    Jeremy and I have been doing Cosmos 1 episode at a time, late night after Waits has gone to bed. I’m learning so much and I love that so many people are watching it and geeking out on science! Makes me want to go back and watch the original with Carl Sagan, which I never saw. =)

    I re-watched the ENTIRE X-Files when Waits was itsy bitsy and I was stuck under him nursing. And um, yeah. David Duchovny – Yowza! ♥

    For kid-friendly programming, I love love love the Magic School Bus! Maybe a little too old for your wee one, but it’s super fun and a great introduction to science. Definitely something to look forward to!

  • Chelsea

    Reading: The Elementals by Francesca Lia Block. It’s good, though it doesn’t capture the magic of her earlier work. You would like Primavera. It’s a future fantasy world and there is a part where the main character encounters these troll like characters who are factory farming and it is intense.
    Watching: Happy, the documentary. Also Doctor Who.
    LIstening: My LIfe in France on audiotape.
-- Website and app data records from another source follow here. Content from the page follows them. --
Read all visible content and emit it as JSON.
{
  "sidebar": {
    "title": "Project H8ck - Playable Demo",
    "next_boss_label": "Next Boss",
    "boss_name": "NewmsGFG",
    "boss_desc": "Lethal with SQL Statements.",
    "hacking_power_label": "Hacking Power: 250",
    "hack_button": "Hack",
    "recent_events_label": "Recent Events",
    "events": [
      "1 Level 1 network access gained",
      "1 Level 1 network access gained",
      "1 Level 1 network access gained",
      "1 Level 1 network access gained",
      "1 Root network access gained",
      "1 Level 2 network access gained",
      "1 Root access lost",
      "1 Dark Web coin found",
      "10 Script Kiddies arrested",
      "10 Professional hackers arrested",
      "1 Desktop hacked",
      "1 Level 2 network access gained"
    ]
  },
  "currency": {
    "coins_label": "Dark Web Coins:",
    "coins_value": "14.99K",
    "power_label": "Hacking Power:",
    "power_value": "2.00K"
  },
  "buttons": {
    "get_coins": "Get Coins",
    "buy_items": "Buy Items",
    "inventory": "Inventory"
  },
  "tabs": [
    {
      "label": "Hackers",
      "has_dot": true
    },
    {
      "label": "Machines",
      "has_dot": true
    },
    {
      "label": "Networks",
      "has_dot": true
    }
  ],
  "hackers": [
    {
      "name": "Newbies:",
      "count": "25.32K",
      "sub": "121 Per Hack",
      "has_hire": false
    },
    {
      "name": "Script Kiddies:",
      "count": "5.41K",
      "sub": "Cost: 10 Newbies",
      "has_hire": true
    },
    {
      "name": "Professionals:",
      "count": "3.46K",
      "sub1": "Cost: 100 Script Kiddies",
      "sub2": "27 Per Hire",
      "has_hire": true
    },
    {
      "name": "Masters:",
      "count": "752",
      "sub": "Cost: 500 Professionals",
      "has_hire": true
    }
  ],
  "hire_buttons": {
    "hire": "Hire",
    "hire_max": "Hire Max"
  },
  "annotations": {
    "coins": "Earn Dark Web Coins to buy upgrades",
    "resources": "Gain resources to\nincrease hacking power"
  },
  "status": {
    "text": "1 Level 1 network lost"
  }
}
  • Rachael

    Reading: Women Who Run With the Wolves: Myths and stories of the wild woman archetype by Clarissa Pinkola Estes, Ph.D.

    Watching: House (finally back on Netflix so I can watch the last two seasons)

    Listening: Podcast addict here. I love Our Hen House, Radiolab, This American Life, Strangers, Up for a Chat, Audio Dharma, Snap Judgement, On Being, Freakonomics… Lately I just use Songza for my music. Playlists for every mood.

  • Melissa Ferrante

    I love that you’re a citizen radio maniac!

  • Brie

    Reading: Super Immunity by Dr. Joel Fuhrman – I am starting to focus more on nutrition and this book has some really interesting information.

    Watching: vlogbrothers. They are brothers that correspond to each other through videos. Following a video letter format, they discuss with their sibling and the audience what ever has been on their mind. Topics range from mass incarceration in the us to random thoughts while traveling. I find them funny, smart, and interesting.
    Listening: Welcome to Nightvale. It is the hardest podcast to describe but it is outrageous and creepy in the best ways.

  • Anne241

    Reading – The illicit happiness of other people, by Manu Joseph
    Watching – The Wire (well… more like listening than watching, while I obsessively crochet really – and yes I am coming to the Wire a little late, I started watching it once before and didn’t really get into it, more intrigued this time)
    Listening – BBC world service, or various youtube speeches etc., currently on things like permaculture and eco-housing

  • Sonya

    Definitely watch the old Carl Sagan. There is just enough [vegan]cheese to giggle, and so much earnestness and beauty to marvel at. It’s basic enough to be perfect for youngish kids to comprehend, without being patronizing or troublingly metaphorical. I wish someone would do a pop up video version that adds info about things that have since been discovered or clarified. And maybe a few behind the scenes tidbits, such as whose idea the carpeted spaceship was.

    On the topic of science for kids (not that we were on that subject, but still) the children’s book Earth Story by Eric Madden tells the story of the big bang and eventual beginning of Earth with beautiful art and text aimed toward the wee crowd. It’s beautiful, lyrical, and educational all in one.